In the 1990s, problems arose. Just when the left's program was broadly accepted it turned out there was a wide gap between its beliefs and reality. Against expectations, Yasser Arafat wasn't Nelson Mandela. Against hopes, the Palestinian national movement's conduct was not patterned on the deeds of Mahatma Gandhi.
However, the Zionist left stood firm and did not allow the facts to get in its way. With admirable resolve, it refused to distinguish between its justified view of the occupation and its mistaken view of the prospects for peace. It continued to presume - and to promise - that because occupation was doomed, peace was inevitable.
The truth struck home in the summer of 2000. Ehud Barak proposed the establishment of a Palestinian state and the partition of Jerusalem, but the Palestinians rejected the offer out of hand. It struck again in December 2000, when Bill Clinton made the Palestinians a peace offer they couldn't refuse but they did, and again in January 2001 at Taba, when Yossi Beilin made Israel's ultimate offer, and the Palestinians said no once more.
The fourth time that the truth struck home was in September 2008, when Ehud Olmert offered the Palestinians everything, and they simply disappeared. Over eight years, four attempts to end the occupation peacefully failed. Four decisive attempts that tested the left's concept of reality simply proved them wrong.
A panel of inquiry that examined Meretz's failure in the 2009 elections has blamed a number of factors. The ultra-Orthodox, the traditional Mizrahi Jews of Oriental descent and the Russian immigrants were all to blame.
In advertising terms, the campaign, the branding and the positioning were all to blame. So was the uncharismatic leader.
No, no and no. In fact, Meretz's failure can actually be attributed to its lack of intellectual honesty.
The right can bluff, and so can the center, but a left without solid internal honesty is a left without hope. Because the left has for the past decade failed to confront what reality has dealt it, it now has no solid, reliable, internal truth to stand on.
The left has not done any soul-searching, has not confessed its historical errors, has not drawn bold conclusions.
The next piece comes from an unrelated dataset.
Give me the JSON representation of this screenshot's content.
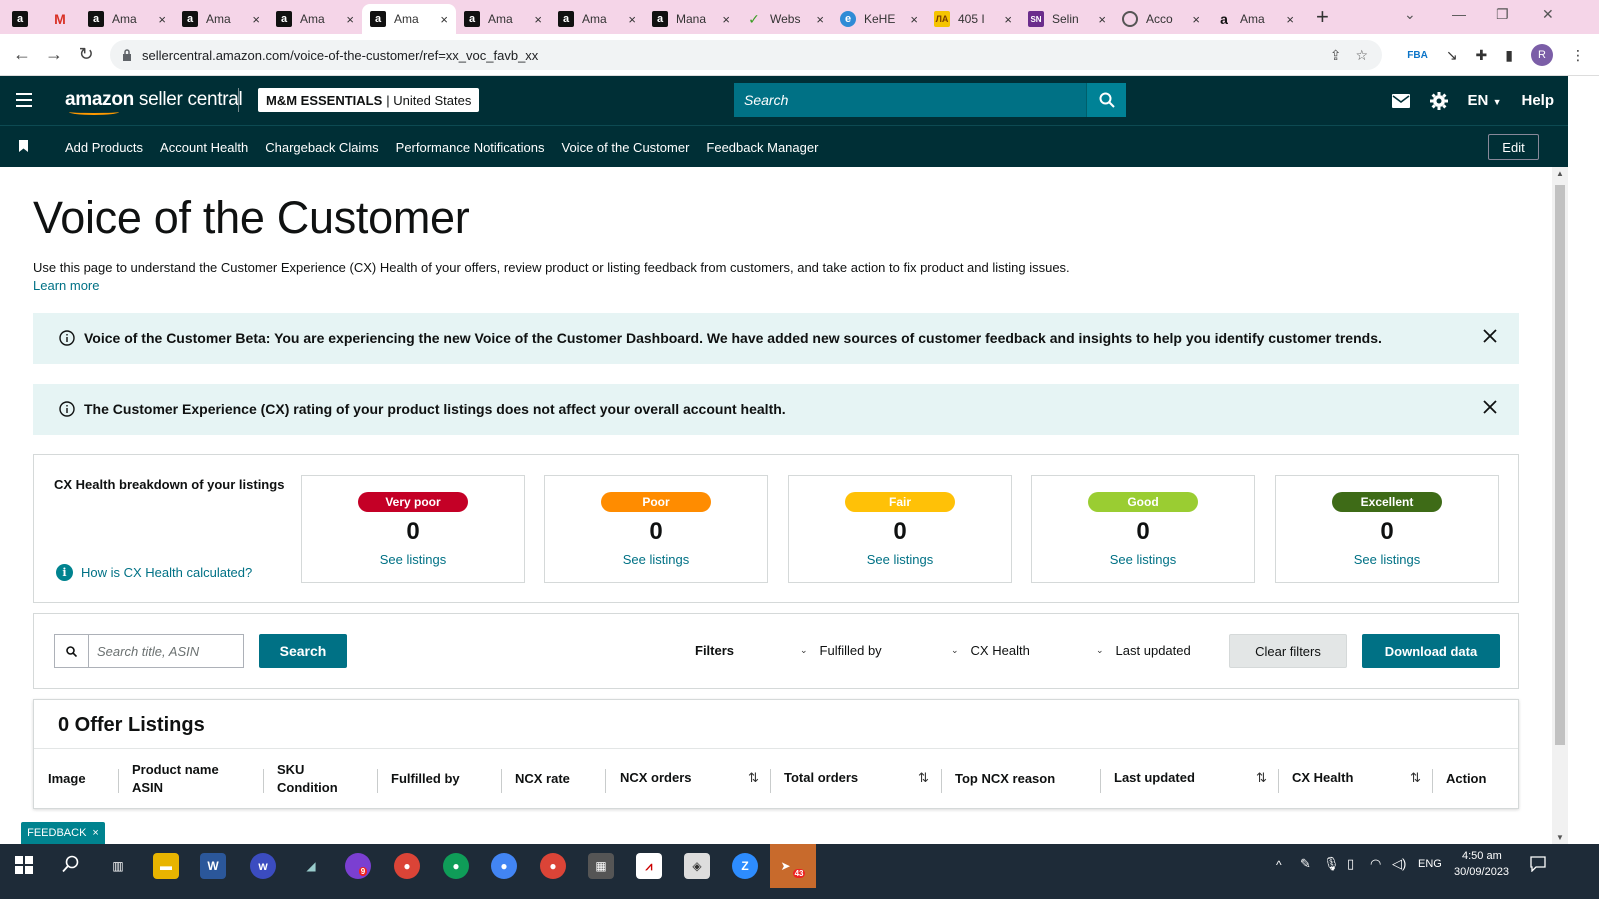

In contrast to its courage in the 1970s, it has been faint-hearted in the 2000s. Its inability to acknowledge that it led Israel into a dead end has caused it to end up in a dead end itself.
The proposals put forward by Meretz's inquiry panel could have been formulated by the TV satirists of "A Wonderful Country": maybe remain a "boutique" party, maybe join up with Labor or Kadima, or perhaps with Hadash. A party that can't make up its mind between Kadima and Hadash is a party that's lost its way and its raison d'etre.
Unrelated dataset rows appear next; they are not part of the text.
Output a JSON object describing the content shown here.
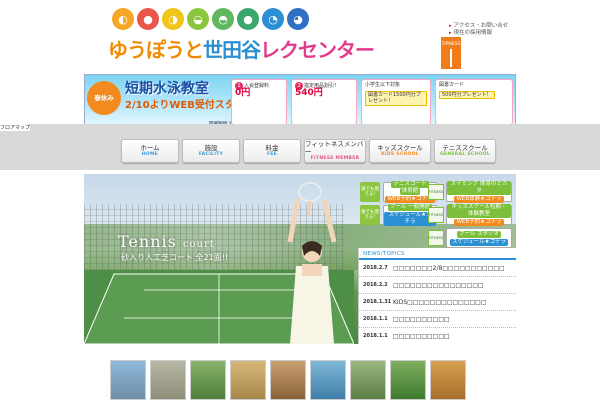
{
  "header": {
    "logo_part1": "ゆうぽうと",
    "logo_part2": "世田谷",
    "logo_part3": "レクセンター",
    "links": [
      "アクセス・お問い合せ",
      "現在の採用情報"
    ],
    "tipness_label": "TIPNESS"
  },
  "sports_icons": [
    {
      "name": "swimming-icon",
      "color": "#f5a623"
    },
    {
      "name": "soccer-icon",
      "color": "#e8574a"
    },
    {
      "name": "tennis-icon",
      "color": "#f0c419"
    },
    {
      "name": "baseball-icon",
      "color": "#8cc63f"
    },
    {
      "name": "volleyball-icon",
      "color": "#5fb85f"
    },
    {
      "name": "basketball-icon",
      "color": "#3aa76d"
    },
    {
      "name": "running-icon",
      "color": "#2a8fd3"
    },
    {
      "name": "golf-icon",
      "color": "#2f6fc4"
    }
  ],
  "promo": {
    "badge": "春休み",
    "headline": "短期水泳教室",
    "sub": "2/10よりWEB受付スタート！",
    "dates": "開催期間:3/11～3/31",
    "card1": {
      "num": "1",
      "text": "入会登録料",
      "price": "0円"
    },
    "card2": {
      "num": "2",
      "text": "指定用品割引！",
      "price": "540円"
    },
    "card3": {
      "text": "小学生以下対象",
      "box": "図書カード1500円分プレゼント！"
    },
    "card4": {
      "text": "図書カード",
      "box": "500円分プレゼント！"
    }
  },
  "band_label": "フロアマップ",
  "nav": [
    {
      "jp": "ホーム",
      "en": "HOME",
      "color": "#3a9ad9",
      "width": 58
    },
    {
      "jp": "施設",
      "en": "FACILITY",
      "color": "#3a9ad9",
      "width": 58
    },
    {
      "jp": "料金",
      "en": "FEE",
      "color": "#3a9ad9",
      "width": 58
    },
    {
      "jp": "フィットネスメンバー",
      "en": "FITNESS MEMBER",
      "color": "#e8577f",
      "width": 62
    },
    {
      "jp": "キッズスクール",
      "en": "KIDS SCHOOL",
      "color": "#f08a1f",
      "width": 62
    },
    {
      "jp": "テニススクール",
      "en": "GENERAL SCHOOL",
      "color": "#7bbf3a",
      "width": 62
    }
  ],
  "hero": {
    "title": "Tennis",
    "title_small": "court",
    "sub": "砂入り人工芝コート 全21面!!"
  },
  "quick_left": [
    {
      "label": "誰でも使える!",
      "top": "テニスコート",
      "mid": "体育館",
      "btn": "WEB予約★コチラ"
    },
    {
      "label": "誰でも使える!",
      "top": "プール 一般開放",
      "mid": "",
      "btn": "スケジュール★コチラ"
    }
  ],
  "quick_right": [
    {
      "logo": "FITNESS",
      "top": "スイミング 体育のミカタ",
      "btn": "WEB体験★コチラ"
    },
    {
      "logo": "FITNESS",
      "top": "キッズスクール短期・体験教室",
      "btn": "WEB予約★コチラ"
    },
    {
      "logo": "FITNESS",
      "top": "プール スタジオ",
      "btn": "スケジュール★コチラ"
    }
  ],
  "news": {
    "heading": "NEWS/TOPICS",
    "items": [
      {
        "date": "2018.2.7",
        "title": "□□□□□□□2/8□□□□□□□□□□□"
      },
      {
        "date": "2018.2.2",
        "title": "□□□□□□□□□□□□□□□□"
      },
      {
        "date": "2018.1.31",
        "title": "KIDS□□□□□□□□□□□□□□"
      },
      {
        "date": "2018.1.1",
        "title": "□□□□□□□□□□"
      },
      {
        "date": "2018.1.1",
        "title": "□□□□□□□□□□"
      }
    ]
  },
  "thumbs": [
    {
      "name": "thumb-building",
      "c1": "#8fb8d8",
      "c2": "#6f8fa8"
    },
    {
      "name": "thumb-parking",
      "c1": "#b7b7a5",
      "c2": "#8d8d78"
    },
    {
      "name": "thumb-trees",
      "c1": "#88b36a",
      "c2": "#4f7f3a"
    },
    {
      "name": "thumb-lobby",
      "c1": "#d8b77a",
      "c2": "#a8874a"
    },
    {
      "name": "thumb-room",
      "c1": "#c8a070",
      "c2": "#8a6238"
    },
    {
      "name": "thumb-pool",
      "c1": "#7fb7d8",
      "c2": "#3f7fa8"
    },
    {
      "name": "thumb-path",
      "c1": "#9ab87f",
      "c2": "#5c7f45"
    },
    {
      "name": "thumb-court",
      "c1": "#7fae5f",
      "c2": "#3e7a2c"
    },
    {
      "name": "thumb-gym",
      "c1": "#d8a050",
      "c2": "#a86f2a"
    }
  ]
}
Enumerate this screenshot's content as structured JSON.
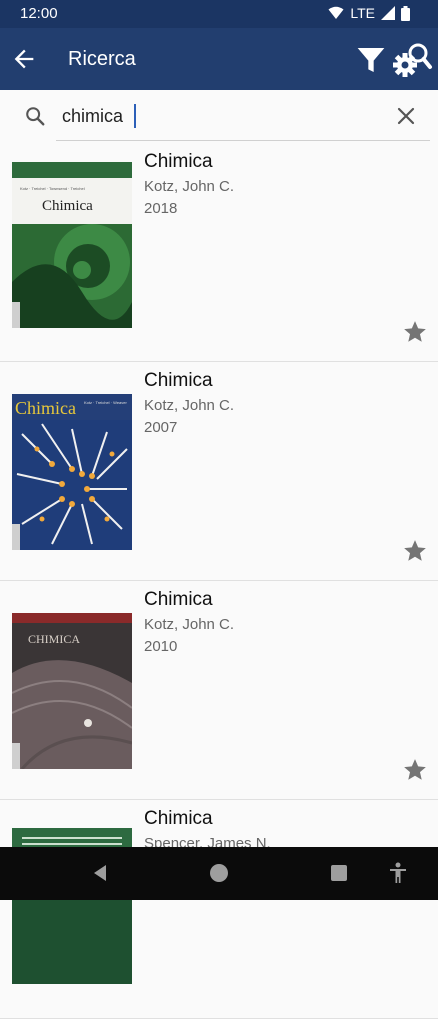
{
  "status": {
    "time": "12:00",
    "network": "LTE"
  },
  "appbar": {
    "title": "Ricerca"
  },
  "search": {
    "value": "chimica"
  },
  "results": [
    {
      "title": "Chimica",
      "author": "Kotz, John C.",
      "year": "2018",
      "cover_title": "Chimica"
    },
    {
      "title": "Chimica",
      "author": "Kotz, John C.",
      "year": "2007",
      "cover_title": "Chimica"
    },
    {
      "title": "Chimica",
      "author": "Kotz, John C.",
      "year": "2010",
      "cover_title": "CHIMICA"
    },
    {
      "title": "Chimica",
      "author": "Spencer, James N."
    }
  ],
  "colors": {
    "appbar": "#223e6f",
    "statusbar": "#1b3563",
    "star": "#757575",
    "background": "#fafafa"
  }
}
But the left does have a reason to exist. It is the left that must lead the way to the end of the occupation while ensuring Israel's existence as a Jewish, democratic and enlightened state. To do so, the left must go back to being Zionist and realistic. It has to suggest a practical way of getting out of the territories without endangering our national existence.
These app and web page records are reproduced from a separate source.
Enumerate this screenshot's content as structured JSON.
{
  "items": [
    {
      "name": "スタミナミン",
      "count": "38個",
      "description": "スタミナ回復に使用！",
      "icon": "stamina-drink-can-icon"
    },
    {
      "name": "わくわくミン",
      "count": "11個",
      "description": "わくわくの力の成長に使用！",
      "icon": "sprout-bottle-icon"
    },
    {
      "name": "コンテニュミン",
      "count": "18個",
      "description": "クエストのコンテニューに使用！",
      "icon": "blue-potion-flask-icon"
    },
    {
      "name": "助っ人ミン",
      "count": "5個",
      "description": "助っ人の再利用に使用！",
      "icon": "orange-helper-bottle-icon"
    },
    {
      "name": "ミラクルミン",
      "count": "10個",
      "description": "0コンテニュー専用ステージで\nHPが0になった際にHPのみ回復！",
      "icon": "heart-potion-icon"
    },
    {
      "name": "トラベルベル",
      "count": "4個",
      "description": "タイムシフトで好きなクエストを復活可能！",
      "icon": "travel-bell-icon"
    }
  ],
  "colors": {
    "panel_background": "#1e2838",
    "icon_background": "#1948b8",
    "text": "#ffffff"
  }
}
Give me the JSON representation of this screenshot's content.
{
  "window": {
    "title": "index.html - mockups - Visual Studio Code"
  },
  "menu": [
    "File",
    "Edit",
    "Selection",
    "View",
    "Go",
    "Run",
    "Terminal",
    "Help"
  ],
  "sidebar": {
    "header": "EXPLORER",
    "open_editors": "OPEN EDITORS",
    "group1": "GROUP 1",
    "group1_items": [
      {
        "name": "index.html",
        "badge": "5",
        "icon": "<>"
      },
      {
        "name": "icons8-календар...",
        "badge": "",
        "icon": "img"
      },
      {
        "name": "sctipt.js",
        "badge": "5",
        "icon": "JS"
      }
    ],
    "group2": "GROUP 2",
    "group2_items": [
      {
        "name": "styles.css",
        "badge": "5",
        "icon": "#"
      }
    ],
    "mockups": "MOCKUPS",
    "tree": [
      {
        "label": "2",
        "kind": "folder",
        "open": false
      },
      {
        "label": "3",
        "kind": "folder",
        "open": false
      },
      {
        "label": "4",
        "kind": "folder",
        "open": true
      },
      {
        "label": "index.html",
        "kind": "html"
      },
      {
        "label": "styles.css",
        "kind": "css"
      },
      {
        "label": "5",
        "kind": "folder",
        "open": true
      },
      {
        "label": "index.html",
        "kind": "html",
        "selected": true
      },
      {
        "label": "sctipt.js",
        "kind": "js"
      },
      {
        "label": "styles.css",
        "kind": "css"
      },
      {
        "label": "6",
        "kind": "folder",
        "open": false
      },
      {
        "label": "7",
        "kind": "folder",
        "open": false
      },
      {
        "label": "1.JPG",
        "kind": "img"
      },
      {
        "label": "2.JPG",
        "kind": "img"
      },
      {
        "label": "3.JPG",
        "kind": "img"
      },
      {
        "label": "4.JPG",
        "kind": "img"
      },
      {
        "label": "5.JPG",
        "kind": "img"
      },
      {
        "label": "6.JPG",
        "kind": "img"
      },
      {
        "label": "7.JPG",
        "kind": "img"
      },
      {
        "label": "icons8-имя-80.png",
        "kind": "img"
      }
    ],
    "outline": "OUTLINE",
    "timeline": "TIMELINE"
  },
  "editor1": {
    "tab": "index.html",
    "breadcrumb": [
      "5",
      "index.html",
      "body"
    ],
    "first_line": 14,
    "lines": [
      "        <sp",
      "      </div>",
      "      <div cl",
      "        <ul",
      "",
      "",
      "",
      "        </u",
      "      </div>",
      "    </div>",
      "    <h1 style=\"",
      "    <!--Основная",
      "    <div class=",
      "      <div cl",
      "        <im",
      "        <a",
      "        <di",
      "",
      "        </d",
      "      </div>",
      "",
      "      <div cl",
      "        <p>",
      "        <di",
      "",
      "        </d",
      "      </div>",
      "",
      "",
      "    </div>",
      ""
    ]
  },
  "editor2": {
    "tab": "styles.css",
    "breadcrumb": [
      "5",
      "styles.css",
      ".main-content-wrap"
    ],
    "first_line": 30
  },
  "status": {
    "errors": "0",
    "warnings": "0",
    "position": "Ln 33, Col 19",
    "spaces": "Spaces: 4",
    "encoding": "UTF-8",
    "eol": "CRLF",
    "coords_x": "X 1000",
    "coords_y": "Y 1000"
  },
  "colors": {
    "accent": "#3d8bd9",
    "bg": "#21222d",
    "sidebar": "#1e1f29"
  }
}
It has to represent the essence of Israel and not condemn it. It has to come up with a positive, constructive ethos and not a negative, hate-ridden one. If it dares to do this, it will be possible to say that not only was there a left in the past, but there will also be a left in the future. With or without Meretz, the Israeli left has to create itself anew.